Consumers are the lifeblood of organizations. Without people buying products or services, business can’t survive. Without a committed and engaged workforce, the business can struggle to deliver to its customers. Yet, consumers and job candidates are often treated very differently by organizations.
As customers, we often feel well looked after. A great example of this was after making my first order with a large online retailer, I received a personalized video from the CEO. He thanked me for being a customer, and briefly explained what the business was trying to achieve. I was impressed. It made me feel important. But, most importantly they backed up their words with action and outstanding customer service. So, with examples like this, we feel the organization values us and our business.
Yet, do candidates feel the same?
Broadly speaking, the various threads on social media, articles published, and general conversation indicates that candidates are not getting the same warm and fuzzy feeling! Personally, I can testify that on a scale of one to 10, the experiences I had over a five-month job hunt period averaged around a four. Maybe five -- if I was feeling generous!

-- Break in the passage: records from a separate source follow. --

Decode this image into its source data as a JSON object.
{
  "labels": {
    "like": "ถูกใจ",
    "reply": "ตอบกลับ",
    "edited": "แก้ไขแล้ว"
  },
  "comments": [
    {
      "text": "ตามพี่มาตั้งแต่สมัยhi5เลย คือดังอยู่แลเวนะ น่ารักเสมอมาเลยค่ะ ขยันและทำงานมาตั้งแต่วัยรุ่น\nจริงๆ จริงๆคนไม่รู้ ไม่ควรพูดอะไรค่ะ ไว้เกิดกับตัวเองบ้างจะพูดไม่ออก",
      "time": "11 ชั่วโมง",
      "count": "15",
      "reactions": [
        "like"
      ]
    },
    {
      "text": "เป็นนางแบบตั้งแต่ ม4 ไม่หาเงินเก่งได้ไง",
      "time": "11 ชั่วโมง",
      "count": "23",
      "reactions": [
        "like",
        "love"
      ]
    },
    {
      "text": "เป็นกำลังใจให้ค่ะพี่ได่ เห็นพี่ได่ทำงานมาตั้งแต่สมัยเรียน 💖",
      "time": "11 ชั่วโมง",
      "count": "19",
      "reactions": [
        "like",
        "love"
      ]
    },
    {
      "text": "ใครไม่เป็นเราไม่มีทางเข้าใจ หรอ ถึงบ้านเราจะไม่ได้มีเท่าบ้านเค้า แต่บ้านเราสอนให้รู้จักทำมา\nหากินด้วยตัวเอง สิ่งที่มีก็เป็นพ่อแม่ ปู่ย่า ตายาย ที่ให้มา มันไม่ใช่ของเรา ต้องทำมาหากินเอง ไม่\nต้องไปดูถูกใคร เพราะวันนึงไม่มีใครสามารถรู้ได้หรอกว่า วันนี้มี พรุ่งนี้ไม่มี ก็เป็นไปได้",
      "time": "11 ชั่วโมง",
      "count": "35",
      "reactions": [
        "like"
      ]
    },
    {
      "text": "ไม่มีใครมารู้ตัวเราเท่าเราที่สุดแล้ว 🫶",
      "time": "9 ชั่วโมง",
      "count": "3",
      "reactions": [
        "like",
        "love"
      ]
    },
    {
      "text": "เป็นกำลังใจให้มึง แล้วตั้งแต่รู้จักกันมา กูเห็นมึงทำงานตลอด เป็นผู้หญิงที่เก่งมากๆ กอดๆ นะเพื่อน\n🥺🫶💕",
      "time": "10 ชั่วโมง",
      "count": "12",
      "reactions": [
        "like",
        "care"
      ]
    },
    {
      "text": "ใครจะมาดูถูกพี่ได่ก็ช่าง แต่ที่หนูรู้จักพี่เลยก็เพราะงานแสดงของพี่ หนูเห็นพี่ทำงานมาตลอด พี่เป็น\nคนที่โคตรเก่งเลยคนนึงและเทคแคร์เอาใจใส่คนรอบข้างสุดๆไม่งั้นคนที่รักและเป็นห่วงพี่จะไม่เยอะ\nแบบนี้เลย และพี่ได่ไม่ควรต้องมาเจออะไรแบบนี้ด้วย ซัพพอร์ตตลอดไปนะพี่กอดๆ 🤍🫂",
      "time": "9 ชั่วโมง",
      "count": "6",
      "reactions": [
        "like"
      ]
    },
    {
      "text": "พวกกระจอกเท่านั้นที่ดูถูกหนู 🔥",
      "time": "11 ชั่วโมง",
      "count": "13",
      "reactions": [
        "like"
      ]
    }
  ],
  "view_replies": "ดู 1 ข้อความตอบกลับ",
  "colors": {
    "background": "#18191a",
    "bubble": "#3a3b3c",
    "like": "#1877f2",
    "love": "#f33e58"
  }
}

The labor market in the U.S. is tight. In fact, at 4.1%, statistically, we are at what is considered to be almost full employment.*. The labor situation has been tightening for quite some time and predictions of skills shortages have been aired frequently over the past several months. They mostly exist in healthcare, technology, education, manufacturing and finance.**

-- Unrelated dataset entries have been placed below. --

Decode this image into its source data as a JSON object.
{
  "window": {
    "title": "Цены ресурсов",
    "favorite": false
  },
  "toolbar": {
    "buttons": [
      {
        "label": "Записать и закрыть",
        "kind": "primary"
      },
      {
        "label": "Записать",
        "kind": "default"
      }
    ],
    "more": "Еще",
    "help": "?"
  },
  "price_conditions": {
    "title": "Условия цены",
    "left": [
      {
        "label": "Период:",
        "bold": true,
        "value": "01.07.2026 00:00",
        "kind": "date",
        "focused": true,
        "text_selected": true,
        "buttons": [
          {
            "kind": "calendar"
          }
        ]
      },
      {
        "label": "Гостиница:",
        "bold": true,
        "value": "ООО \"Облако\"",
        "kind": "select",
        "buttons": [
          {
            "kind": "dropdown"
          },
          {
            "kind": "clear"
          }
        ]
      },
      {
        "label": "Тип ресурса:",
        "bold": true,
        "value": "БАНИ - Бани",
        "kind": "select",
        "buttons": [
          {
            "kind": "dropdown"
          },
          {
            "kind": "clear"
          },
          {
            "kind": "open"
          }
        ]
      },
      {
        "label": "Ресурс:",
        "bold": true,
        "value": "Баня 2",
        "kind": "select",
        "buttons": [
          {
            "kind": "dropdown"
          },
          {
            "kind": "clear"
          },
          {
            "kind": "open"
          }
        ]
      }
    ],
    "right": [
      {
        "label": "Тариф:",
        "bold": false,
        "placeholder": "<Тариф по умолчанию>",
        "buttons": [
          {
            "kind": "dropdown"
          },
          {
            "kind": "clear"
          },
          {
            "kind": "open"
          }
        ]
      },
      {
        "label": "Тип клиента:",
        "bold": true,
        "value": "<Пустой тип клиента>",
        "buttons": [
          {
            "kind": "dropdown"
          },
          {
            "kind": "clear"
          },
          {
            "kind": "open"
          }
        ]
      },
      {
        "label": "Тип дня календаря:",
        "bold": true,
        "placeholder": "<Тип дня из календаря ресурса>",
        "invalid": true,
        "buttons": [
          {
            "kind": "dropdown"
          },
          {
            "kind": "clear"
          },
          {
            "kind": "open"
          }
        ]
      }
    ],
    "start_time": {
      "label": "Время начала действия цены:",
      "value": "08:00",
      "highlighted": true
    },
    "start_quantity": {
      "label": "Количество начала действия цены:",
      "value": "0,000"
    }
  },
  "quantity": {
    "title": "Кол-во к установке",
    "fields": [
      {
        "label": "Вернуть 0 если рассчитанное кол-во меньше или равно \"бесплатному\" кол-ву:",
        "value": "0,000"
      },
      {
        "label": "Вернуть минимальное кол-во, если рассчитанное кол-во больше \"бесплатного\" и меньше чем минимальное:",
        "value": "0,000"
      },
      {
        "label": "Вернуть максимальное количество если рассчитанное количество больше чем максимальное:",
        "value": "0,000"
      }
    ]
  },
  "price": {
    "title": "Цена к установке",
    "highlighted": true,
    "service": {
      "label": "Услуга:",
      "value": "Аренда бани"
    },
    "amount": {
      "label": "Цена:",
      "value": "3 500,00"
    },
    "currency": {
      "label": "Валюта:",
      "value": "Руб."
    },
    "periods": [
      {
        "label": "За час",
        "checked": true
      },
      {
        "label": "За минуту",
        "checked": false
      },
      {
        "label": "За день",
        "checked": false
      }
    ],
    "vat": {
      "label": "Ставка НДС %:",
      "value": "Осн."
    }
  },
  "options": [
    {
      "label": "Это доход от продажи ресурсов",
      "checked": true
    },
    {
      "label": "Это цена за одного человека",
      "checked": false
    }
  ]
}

Yet, a lot of organizations don’t seem to be adapting to the market forces. It’s hard to say why. Could it be lack of understanding of impact on their workforce? Are they under resourcing the talent attraction function? Or, have organizations become too reliant on processes that are driven by internal efficiency, rather than candidate engagement? (<--Click to tweet!)
The answer could very well be a combination of all of the above!
It is vital to remember that candidates are potential customers, and that a bad recruitment experience can affect a purchasing decision at some point later. Also, if a company has invested heavily in developing an employer brand, all the good work can unravel quickly with frequent bad experiences. (<--Click to tweet!)
Whilst word of mouth has always been a strong form of person-to-person communication, social media has become a platform for instantaneous commentary – both good and bad. The viral effect can be impossible to manage, so by putting guardrails in the recruitment process to ensure effective and courteous communication with candidates, there can be strong, positive effects.
It’s a well-worn cliché, but always treat others how you would want to be treated. With courtesy and respect, and making them feel they were important to you.
What if the candidate is being declined? Then, even though you may be delivering bad news, the candidate will walk away from the process thinking, ‘I’d like to work at that organization one day.’ According to the Talent Board’s annual North American Candidate Experience Awards, in 2017, 74% of candidates who have a great overall experience throughout a company’s recruitment process are more likely to apply again, refer others, and buy products and/or services.
If you can achieve that, then it’s been a great outcome for you, the candidate, and the authenticity of your employer brand.
*Sources: The Economist, January 2017 and CNBC, June 2017
**Source: Mind the Gap report, July 2017